- Assignment -
For each entry below, copy the text exactly and leave out any picture.
━━━━━━━━━━━━━━━━
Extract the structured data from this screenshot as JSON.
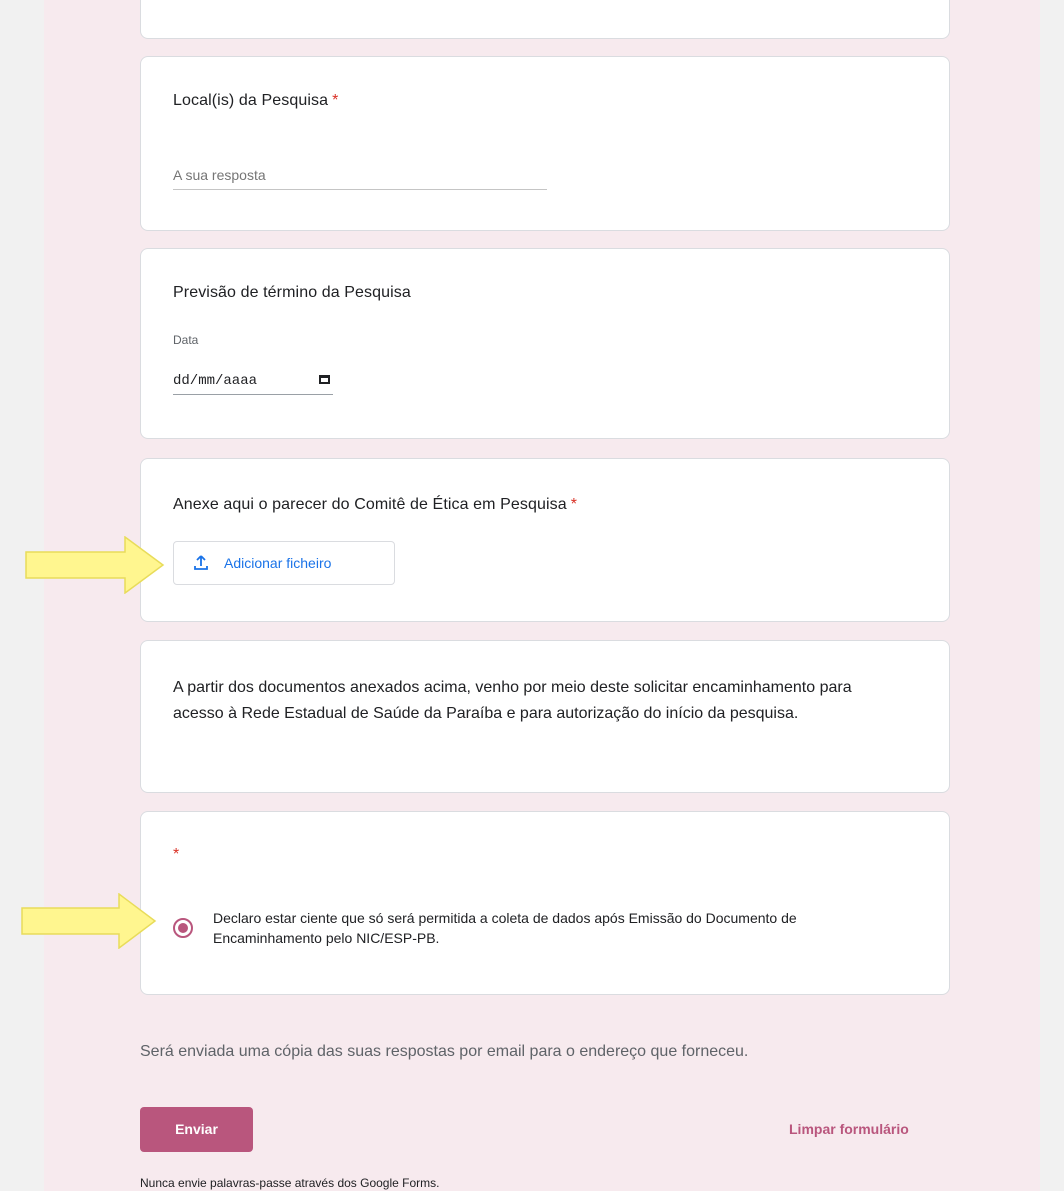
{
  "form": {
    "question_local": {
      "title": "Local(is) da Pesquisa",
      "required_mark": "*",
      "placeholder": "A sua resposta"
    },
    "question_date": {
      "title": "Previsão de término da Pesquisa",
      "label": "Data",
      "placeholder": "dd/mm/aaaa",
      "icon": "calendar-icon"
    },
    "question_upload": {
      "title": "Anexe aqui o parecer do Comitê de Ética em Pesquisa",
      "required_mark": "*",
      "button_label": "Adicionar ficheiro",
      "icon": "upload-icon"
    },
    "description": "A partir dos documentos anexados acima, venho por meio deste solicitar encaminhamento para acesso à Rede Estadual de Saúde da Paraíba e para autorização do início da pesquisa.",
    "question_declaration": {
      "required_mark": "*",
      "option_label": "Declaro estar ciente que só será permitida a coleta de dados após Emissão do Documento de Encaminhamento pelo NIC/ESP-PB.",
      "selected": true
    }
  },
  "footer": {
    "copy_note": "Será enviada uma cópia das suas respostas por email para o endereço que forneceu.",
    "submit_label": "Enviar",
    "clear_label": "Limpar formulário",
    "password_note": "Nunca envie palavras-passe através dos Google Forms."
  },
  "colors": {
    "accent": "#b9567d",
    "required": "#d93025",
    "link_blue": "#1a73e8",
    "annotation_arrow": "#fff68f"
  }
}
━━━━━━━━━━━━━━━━
- Exercise response -
Extract the structured data from this screenshot as JSON.
{
  "form": {
    "question_local": {
      "title": "Local(is) da Pesquisa",
      "required_mark": "*",
      "placeholder": "A sua resposta"
    },
    "question_date": {
      "title": "Previsão de término da Pesquisa",
      "label": "Data",
      "placeholder": "dd/mm/aaaa",
      "icon": "calendar-icon"
    },
    "question_upload": {
      "title": "Anexe aqui o parecer do Comitê de Ética em Pesquisa",
      "required_mark": "*",
      "button_label": "Adicionar ficheiro",
      "icon": "upload-icon"
    },
    "description": "A partir dos documentos anexados acima, venho por meio deste solicitar encaminhamento para acesso à Rede Estadual de Saúde da Paraíba e para autorização do início da pesquisa.",
    "question_declaration": {
      "required_mark": "*",
      "option_label": "Declaro estar ciente que só será permitida a coleta de dados após Emissão do Documento de Encaminhamento pelo NIC/ESP-PB.",
      "selected": true
    }
  },
  "footer": {
    "copy_note": "Será enviada uma cópia das suas respostas por email para o endereço que forneceu.",
    "submit_label": "Enviar",
    "clear_label": "Limpar formulário",
    "password_note": "Nunca envie palavras-passe através dos Google Forms."
  },
  "colors": {
    "accent": "#b9567d",
    "required": "#d93025",
    "link_blue": "#1a73e8",
    "annotation_arrow": "#fff68f"
  }
}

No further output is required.